The Long Quest to Make Machines Talk
As early as the 1700s, scientists built speaking machines that, through various combinations of reeds, bellows, and pipes, simulated the sounds of the human voice. Then, in 1939, Bell Labs debuted its “VODER” (Voice Operation DEmonstratoR), which simulated the physics of speech with electrical circuits—in a decidedly robotic tone.
Today, of course, we have the much more realistic voices of Siri, Cortana, and Google Now, which combine almost-human speaking capabilities with enough artificial intelligence to converse and answer our questions. But speech synthesis still isn’t entirely convincing—it lacks much of the emotion, melody, and creaky flaws of real human voices.
Brad Story, a professor of speech, language, and hearing sciences, walks us through the history of talking machines, and computer scientists Alan Black and Rupal Patel talk about making computerized voices more personal and engaging.
Brad Story is a professor in the Department of Speech, Language and Hearing Sciences at the University of Arizona in Tucson, Arizona.
Alan Black is a language technologies professor at Carnegie Mellon University in Pittsburgh, Pennsylvania.
Rupal Patel is founder of VocaliD, a company that builds personalized synthetic voices, and professor of communication sciences and disorders, and computer and information science, at Northeastern University in Boston, Massachusetts.
Christopher Intagliata was Science Friday’s senior producer.

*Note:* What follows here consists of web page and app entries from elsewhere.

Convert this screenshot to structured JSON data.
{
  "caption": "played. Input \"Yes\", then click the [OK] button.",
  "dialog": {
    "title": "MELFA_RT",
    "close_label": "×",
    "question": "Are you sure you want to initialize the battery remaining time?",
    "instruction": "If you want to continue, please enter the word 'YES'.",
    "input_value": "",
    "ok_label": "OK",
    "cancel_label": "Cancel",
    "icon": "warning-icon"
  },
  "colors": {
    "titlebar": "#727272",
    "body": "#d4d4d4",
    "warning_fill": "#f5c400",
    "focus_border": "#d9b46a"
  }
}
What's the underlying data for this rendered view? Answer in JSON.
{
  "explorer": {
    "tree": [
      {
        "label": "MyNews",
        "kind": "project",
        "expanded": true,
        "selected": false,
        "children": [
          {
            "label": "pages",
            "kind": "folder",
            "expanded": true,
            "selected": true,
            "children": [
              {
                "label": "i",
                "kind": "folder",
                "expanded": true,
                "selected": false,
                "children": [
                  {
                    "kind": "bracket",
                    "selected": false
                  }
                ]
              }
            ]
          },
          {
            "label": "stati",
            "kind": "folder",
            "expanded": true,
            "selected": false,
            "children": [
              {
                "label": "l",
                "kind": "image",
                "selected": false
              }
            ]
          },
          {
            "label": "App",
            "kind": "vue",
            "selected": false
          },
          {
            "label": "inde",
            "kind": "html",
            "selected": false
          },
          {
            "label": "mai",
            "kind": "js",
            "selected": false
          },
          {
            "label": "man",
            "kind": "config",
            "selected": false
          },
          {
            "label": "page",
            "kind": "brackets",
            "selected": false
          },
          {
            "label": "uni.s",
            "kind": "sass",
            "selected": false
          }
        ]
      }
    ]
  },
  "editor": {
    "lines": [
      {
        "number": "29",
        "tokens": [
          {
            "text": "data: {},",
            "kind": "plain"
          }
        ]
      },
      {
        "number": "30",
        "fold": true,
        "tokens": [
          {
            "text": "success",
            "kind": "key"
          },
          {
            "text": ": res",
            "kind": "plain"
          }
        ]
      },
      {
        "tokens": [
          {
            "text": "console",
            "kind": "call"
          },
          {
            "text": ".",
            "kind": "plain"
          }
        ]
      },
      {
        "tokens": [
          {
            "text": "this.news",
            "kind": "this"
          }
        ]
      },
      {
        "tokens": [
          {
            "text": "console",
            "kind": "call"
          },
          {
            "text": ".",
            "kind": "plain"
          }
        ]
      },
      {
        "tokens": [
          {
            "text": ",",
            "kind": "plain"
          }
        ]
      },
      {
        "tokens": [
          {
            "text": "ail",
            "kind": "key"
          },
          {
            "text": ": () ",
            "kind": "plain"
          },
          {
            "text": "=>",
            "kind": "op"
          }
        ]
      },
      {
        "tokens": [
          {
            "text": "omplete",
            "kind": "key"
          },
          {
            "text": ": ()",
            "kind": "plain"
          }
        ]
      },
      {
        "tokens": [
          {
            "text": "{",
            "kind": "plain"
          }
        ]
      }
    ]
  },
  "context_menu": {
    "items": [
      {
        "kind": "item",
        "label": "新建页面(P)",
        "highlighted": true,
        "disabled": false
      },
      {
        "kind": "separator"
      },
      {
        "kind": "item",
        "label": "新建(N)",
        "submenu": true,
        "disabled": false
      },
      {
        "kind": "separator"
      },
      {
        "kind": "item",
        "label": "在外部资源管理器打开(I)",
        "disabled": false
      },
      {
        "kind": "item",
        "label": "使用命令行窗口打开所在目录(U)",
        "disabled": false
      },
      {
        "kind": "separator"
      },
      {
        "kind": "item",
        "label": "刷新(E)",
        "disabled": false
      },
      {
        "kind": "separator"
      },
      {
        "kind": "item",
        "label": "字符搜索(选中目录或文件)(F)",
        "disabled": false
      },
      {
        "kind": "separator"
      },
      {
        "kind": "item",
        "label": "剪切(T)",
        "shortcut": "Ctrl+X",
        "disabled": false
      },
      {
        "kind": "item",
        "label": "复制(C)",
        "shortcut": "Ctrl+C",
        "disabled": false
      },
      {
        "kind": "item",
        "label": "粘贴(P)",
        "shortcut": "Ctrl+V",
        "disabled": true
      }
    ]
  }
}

He once served as a prop in an optical illusion and speaks passable Ira Flatowese.